Records from a data collection
◇ ◇ ◇ ◇ ◇ ◇ ◇
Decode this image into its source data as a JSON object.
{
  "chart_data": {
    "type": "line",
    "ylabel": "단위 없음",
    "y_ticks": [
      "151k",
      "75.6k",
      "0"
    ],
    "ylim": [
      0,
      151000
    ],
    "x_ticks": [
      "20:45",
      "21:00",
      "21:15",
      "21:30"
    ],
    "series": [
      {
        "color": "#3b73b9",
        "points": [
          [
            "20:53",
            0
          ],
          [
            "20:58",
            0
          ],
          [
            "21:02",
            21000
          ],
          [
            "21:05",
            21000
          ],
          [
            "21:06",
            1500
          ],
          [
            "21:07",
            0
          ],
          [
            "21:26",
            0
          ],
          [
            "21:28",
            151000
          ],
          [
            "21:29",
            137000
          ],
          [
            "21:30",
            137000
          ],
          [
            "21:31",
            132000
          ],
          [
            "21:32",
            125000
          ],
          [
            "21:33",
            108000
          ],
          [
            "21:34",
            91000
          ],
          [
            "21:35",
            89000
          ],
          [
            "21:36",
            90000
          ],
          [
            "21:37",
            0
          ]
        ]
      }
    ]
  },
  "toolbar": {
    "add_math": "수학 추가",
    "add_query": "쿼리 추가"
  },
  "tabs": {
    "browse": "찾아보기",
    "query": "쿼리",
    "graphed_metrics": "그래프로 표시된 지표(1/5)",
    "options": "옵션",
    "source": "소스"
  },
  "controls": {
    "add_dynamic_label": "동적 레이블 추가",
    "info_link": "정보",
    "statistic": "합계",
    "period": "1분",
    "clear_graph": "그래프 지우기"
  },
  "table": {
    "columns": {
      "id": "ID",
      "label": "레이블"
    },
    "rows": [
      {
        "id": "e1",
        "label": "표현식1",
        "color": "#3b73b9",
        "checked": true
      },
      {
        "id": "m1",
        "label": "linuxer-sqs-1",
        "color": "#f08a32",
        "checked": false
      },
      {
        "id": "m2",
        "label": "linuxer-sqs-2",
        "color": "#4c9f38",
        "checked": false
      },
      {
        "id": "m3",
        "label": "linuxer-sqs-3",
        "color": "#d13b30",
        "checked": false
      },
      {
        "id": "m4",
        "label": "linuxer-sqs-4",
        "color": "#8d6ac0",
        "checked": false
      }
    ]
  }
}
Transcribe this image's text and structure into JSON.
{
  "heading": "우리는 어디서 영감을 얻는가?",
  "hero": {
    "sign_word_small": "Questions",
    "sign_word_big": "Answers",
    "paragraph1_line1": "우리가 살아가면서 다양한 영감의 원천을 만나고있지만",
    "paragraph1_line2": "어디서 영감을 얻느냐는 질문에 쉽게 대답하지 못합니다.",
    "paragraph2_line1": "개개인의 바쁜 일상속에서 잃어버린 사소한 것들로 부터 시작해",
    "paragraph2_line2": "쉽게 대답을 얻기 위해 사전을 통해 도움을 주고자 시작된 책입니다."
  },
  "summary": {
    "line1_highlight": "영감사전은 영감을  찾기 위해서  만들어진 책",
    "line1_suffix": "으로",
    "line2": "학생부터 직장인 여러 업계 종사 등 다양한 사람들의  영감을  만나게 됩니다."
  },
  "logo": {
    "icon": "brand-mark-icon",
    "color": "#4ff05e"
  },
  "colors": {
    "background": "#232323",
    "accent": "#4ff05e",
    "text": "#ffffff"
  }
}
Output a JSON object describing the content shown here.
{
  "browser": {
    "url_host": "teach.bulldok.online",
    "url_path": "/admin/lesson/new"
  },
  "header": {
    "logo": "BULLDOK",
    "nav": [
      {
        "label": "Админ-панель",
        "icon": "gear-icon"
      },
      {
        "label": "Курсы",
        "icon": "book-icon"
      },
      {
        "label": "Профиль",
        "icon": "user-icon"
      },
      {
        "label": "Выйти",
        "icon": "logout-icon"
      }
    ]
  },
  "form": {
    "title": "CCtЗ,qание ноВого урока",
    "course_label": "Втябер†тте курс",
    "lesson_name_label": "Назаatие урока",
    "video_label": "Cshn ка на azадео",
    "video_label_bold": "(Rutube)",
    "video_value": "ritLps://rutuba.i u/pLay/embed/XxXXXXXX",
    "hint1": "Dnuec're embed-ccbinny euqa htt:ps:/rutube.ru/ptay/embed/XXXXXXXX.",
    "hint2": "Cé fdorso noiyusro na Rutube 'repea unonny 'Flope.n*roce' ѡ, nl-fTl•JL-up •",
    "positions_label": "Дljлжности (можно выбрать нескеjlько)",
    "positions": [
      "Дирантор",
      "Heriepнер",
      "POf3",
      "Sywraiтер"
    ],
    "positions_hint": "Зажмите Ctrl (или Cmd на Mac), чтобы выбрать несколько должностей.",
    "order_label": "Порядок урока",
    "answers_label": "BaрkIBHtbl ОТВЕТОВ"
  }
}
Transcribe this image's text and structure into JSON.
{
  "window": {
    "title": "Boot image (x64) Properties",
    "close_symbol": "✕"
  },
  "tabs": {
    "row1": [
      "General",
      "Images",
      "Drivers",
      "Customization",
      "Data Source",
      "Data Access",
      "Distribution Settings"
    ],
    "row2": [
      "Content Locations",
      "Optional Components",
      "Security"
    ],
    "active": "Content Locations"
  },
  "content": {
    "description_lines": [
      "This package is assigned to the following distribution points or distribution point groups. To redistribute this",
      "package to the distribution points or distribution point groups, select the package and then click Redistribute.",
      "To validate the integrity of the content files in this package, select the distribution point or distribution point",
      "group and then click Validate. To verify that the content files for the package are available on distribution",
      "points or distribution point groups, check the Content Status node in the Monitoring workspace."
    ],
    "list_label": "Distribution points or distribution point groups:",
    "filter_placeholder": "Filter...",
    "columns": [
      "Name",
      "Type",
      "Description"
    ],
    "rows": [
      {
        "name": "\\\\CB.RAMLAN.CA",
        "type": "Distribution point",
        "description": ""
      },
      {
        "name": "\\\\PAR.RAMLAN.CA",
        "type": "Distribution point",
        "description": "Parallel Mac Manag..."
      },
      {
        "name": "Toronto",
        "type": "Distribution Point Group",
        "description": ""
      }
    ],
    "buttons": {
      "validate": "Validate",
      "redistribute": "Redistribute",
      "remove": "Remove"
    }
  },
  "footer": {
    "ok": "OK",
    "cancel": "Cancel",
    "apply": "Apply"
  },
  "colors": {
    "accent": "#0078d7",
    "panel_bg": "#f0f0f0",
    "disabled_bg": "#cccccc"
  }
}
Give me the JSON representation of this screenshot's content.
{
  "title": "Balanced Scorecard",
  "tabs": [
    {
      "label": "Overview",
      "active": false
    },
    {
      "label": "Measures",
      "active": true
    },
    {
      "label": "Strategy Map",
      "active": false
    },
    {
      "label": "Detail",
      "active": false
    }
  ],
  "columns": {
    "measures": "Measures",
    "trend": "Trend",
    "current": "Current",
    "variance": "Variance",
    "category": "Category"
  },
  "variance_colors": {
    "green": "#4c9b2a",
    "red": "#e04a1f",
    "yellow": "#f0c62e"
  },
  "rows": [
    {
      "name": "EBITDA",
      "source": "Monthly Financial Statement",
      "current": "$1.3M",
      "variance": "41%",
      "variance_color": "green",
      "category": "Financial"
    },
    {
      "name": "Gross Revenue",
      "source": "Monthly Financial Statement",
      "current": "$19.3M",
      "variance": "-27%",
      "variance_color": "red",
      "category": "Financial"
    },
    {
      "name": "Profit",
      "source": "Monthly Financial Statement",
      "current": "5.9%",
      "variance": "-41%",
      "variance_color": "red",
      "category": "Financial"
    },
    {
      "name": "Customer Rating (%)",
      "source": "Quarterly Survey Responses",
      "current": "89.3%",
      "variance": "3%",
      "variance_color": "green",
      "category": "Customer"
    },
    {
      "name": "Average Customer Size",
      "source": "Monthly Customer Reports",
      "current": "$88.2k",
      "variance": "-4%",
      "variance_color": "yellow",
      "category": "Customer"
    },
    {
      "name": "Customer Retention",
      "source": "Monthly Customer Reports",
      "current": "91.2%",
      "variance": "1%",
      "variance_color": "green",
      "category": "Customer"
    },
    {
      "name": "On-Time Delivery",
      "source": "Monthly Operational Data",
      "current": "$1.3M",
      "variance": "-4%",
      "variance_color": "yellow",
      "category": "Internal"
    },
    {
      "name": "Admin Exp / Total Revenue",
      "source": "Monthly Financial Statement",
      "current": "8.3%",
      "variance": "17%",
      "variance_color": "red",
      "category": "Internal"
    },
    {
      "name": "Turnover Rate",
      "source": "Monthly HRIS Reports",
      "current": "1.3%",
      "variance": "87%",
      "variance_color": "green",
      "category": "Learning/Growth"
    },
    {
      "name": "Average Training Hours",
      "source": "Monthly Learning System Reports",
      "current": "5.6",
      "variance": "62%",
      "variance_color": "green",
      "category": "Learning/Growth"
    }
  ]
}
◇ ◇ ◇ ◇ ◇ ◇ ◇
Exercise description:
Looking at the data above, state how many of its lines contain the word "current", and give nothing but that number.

Result of this exercise:
11